Bladder cancer is classified into several different types depending on exactly where the problem started:
- Transitional cell bladder cancer, which starts in the bladder lining and is responsible for 90% of bladder cancers in the UK. It can be divided into invasive and non-muscle invasive cancers depending on the way the tumour grows.
- Squamous cell bladder cancer, which are often invasive and account for about 5% of cases in the UK.
- Adenocarcinoma, which starts in the mucous glands and causes 1-2% of cases.
- Rarer types include sarcomas and small cell cancers.
- Cancer can also spread to the bladder from other parts of the body.
Bladder cancer is typically staged by size and location according to the TNM system rather than the number system used for other cancers:
- T describes the size and location of the tumour and ranges from Ta when it is just in the bladder lining to the T4 stages when it has spread beyond the bladder
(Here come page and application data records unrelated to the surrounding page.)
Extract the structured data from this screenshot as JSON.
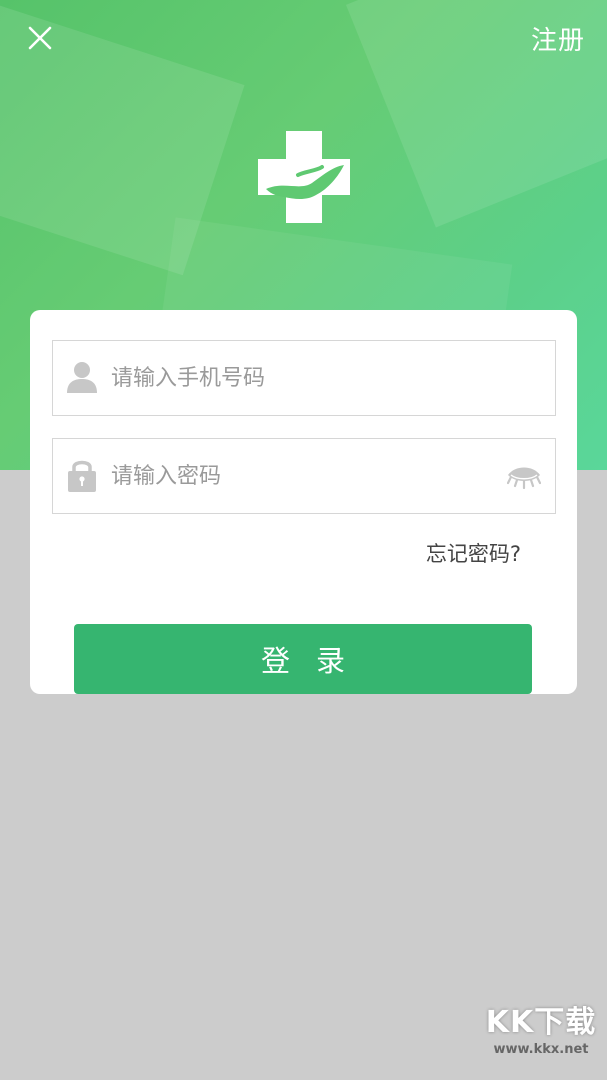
{
  "header": {
    "close_icon": "close-icon",
    "register_label": "注册"
  },
  "logo": {
    "icon": "medical-cross-hand-icon"
  },
  "form": {
    "phone_placeholder": "请输入手机号码",
    "phone_value": "",
    "password_placeholder": "请输入密码",
    "password_value": "",
    "forgot_label": "忘记密码?",
    "login_label": "登录"
  },
  "watermark": {
    "brand": "KK下载",
    "url": "www.kkx.net"
  },
  "colors": {
    "hero_green": "#5dc872",
    "button_green": "#36b570",
    "background_gray": "#cccccc"
  }
}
- N tells you whether cancer has been detected in your lymph nodes, ranging from N0 (none) to N3
- M relates to metastases, with M0 meaning that the cancer has not spread and M1 that there are secondary tumours in other parts of the body
The cancer cells will also be graded according to how different they look from your normal cells:
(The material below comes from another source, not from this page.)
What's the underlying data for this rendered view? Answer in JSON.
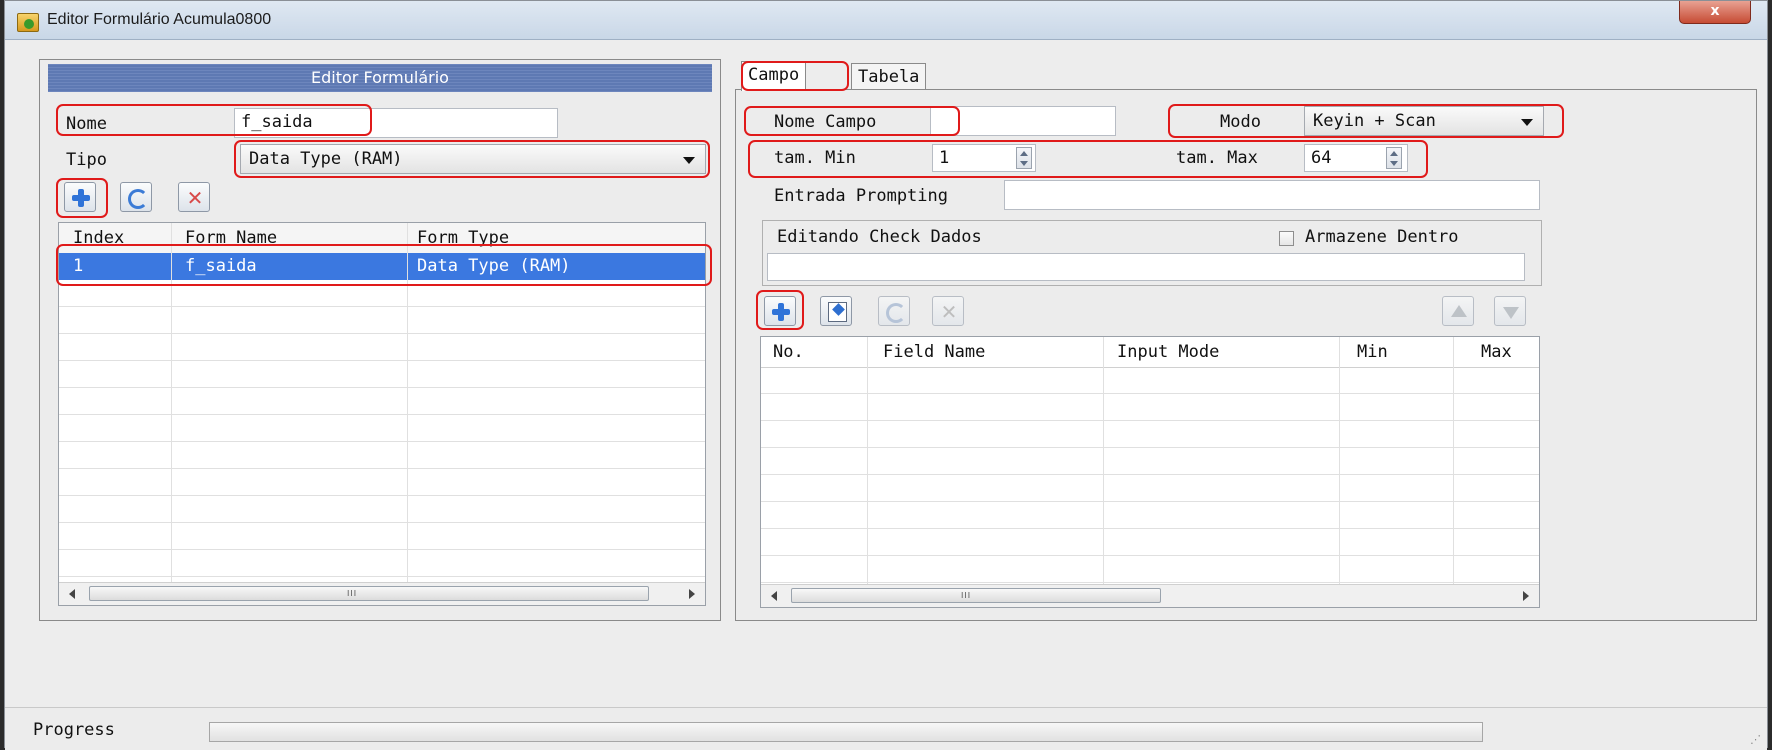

- Grade 1 cells look very normal and are likely to grow slowly without spreading far
- Grade 2 cells look somewhat abnormal and are more actively growing
- Grade 3 cells look very abnormal and tend to grow faster and be more invasive
Why the Diagnosis Matters for Bladder Cancer Treatment?